Bristow Elementary's Brianna Duke, 11, most enjoyed learning what actually did happen to those infected with smallpox before Edward Jenner developed a vaccine in the late 1790s. She grimaced at pictures of more modern cases and felt inspired by the World Health Organization's declaration that the disease had been eradicated in 1979. "I felt bad for those people," she said. 

Shadowen noted that the sixth graders' sympathy could some day turn to medical success as their generation works to tackle the infectious diseases still impacting the world today, such as tuberculosis and leprosy. So while the students' journey with Dr. Shadowen ended up back at Western Kentucky University in 2011, she noted, their future destinations were waiting expectantly ahead. "You never know what you could do until you try," she said.

Categories
All News  Now Viewing Category: All
School of Journalism & Broadcasting
CEBS
Media Relations
Academic Affairs
Augenstein Alumni Center
Instruments of American Excellence
Transportation
Emergency Preparedness
Police
Department of Music
Department of Theatre & Dance
Library News
Office of Sustainability
Office of International Programs
Office of Research
Ogden News
PCAL
WKU Greeks News
WKU Parent and Family Weekend
Parent's Association
Student Activities and Organizations
Scholarships Student Financial Assistance
Student Government Association News
Van Meter Auditorium
Teaching News
Study Abroad
Student Research Council
Student Employment
WKU Joint Admissions
International Student Office
Human Resources News
Cultural Enhancement Series
CHHS News
The Confucius Institute
Campus Activities Board
GFCB
WellU
The Carol Martin Gatton Academy of Mathematics and Science in Kentucky
Development and Alumni Relations
Downing Student Union
Health Services
Hardin Planetarium
News from The Center for Gifted Studies
Student Financial Assistance
Downing Museum
Etown & Fort Knox
Facilities
Employee Wellness
Latest Headlines
PTS Closed Wednesday July 23

Call 270-745-2361 or assistance.

Sixty Campers Attend 3rd Year of The Summer Camp

The Center for Gifted Studies at Western Kentucky University recently hosted 60 campers who attended The Summer Camp from July 14 to July 18.

Housing Premium Permits SOLD OUT

Add Your Name to the Wait List

Featured Articles
Sixty Campers Attend 3rd Year of The Summer Camp

The Center for Gifted Studies at Western Kentucky University recently hosted 60 campers who attended The Summer Camp from July 14 to July 18.

31st Year of VAMPY at WKU Hosts 217 Students

The Summer Program for Verbally and Mathematically Precocious Youth (VAMPY) hosted 217 students for the three-week program from June 22 to July 12.

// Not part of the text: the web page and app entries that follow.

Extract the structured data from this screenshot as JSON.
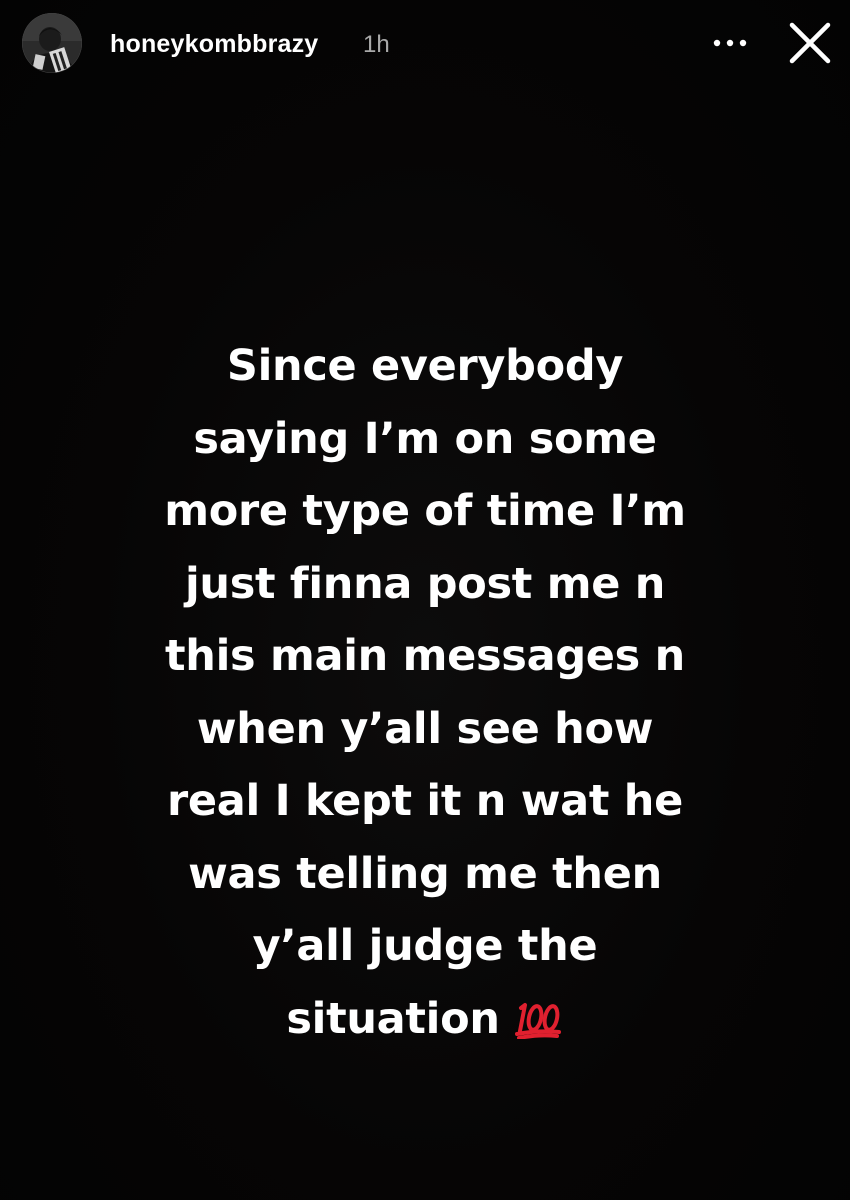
{
  "header": {
    "username": "honeykombbrazy",
    "timestamp": "1h",
    "avatar_icon": "profile-avatar",
    "more_icon": "more-options-icon",
    "close_icon": "close-icon"
  },
  "story": {
    "background_color": "#050505",
    "text_color": "#ffffff",
    "caption_lines": [
      "Since everybody",
      "saying I’m on some",
      "more type of time I’m",
      "just finna post me n",
      "this main messages n",
      "when y’all see how",
      "real I kept it n wat he",
      "was telling me then",
      "y’all judge the",
      "situation"
    ],
    "caption_emoji": "hundred-points-emoji",
    "emoji_color": "#e0202f"
  }
}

166 Students Come to the 32nd Year of SCATS at WKU

The Center for Gifted Studies at WKU hosted 166 campers for the 32nd annual Summer Camp for Academically Talented Middle School Students (SCATS) from June 8 to 20.

 Last Modified 7/23/13